**EXERCISE DIRECTIONS**: List, from the lines below, each one with "JSON" in it.
____
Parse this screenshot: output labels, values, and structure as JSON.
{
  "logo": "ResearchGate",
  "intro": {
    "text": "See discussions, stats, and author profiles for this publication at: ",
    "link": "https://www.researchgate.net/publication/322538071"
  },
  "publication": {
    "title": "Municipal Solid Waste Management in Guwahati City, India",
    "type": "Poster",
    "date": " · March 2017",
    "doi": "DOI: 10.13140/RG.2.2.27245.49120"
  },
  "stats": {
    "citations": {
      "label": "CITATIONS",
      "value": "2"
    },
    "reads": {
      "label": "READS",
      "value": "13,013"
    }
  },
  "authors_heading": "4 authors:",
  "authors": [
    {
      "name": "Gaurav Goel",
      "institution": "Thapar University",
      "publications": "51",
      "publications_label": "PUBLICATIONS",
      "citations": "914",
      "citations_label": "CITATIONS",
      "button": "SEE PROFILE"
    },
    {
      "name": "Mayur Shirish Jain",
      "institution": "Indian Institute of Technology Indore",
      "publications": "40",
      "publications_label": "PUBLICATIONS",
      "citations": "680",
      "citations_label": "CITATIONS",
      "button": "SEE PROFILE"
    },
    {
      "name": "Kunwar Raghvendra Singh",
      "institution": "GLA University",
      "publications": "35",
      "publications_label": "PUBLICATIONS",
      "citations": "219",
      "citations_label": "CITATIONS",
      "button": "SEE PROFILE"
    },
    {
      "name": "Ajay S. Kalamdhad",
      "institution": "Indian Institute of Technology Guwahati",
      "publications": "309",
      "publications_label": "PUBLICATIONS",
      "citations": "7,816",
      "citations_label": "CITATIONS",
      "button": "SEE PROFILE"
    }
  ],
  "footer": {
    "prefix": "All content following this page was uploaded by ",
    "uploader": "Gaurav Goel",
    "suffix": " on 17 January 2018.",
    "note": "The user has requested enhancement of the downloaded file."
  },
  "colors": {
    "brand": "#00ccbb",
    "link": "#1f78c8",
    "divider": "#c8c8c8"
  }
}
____
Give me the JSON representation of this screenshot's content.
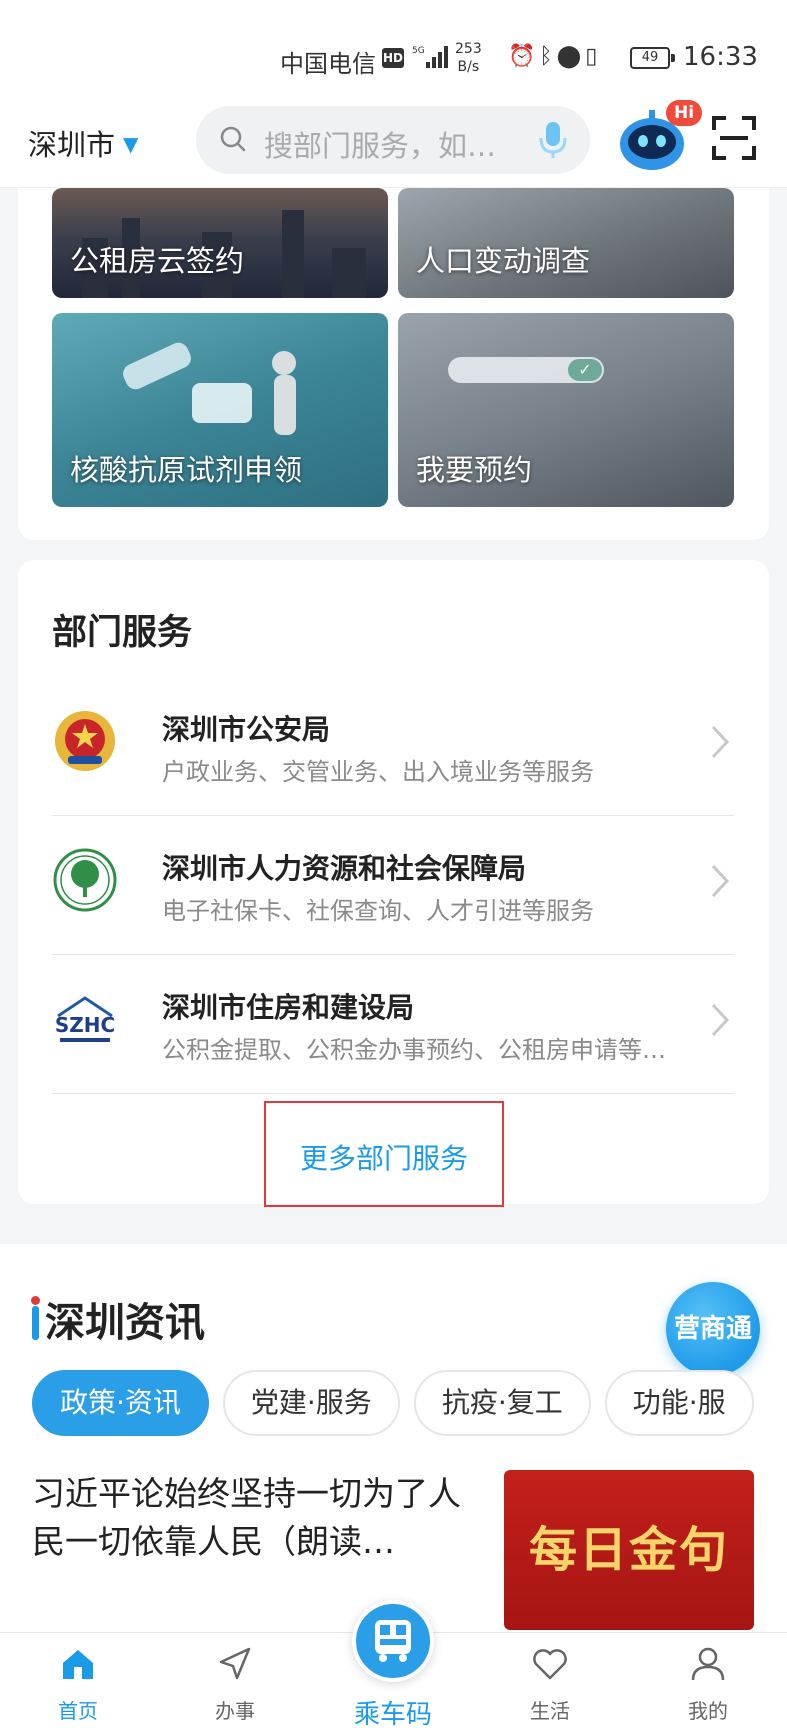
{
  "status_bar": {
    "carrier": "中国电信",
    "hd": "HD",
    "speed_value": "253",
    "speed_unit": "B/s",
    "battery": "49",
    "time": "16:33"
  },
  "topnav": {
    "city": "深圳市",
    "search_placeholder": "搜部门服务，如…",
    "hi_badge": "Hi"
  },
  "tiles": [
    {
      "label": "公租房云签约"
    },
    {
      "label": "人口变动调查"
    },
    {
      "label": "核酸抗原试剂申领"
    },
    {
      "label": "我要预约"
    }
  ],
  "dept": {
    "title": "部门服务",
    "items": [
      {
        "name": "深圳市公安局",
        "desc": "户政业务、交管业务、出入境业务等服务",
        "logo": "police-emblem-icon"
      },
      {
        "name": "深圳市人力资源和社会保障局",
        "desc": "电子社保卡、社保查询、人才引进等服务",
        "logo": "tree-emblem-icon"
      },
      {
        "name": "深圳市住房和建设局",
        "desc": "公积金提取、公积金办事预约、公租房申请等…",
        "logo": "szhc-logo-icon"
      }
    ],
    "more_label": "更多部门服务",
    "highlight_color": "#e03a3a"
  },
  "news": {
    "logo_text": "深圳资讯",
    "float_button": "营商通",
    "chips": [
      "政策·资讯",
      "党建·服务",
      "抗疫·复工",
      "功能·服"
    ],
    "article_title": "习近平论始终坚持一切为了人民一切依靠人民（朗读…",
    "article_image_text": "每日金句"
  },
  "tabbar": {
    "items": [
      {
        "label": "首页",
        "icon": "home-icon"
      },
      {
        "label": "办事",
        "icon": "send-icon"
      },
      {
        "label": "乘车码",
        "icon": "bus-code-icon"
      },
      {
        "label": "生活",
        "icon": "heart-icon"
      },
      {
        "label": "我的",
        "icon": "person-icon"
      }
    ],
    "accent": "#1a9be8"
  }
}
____
**OUTPUT FOR THIS EXERCISE**:
Parse this screenshot: output labels, values, and structure as JSON.
Give me the JSON representation of this screenshot's content.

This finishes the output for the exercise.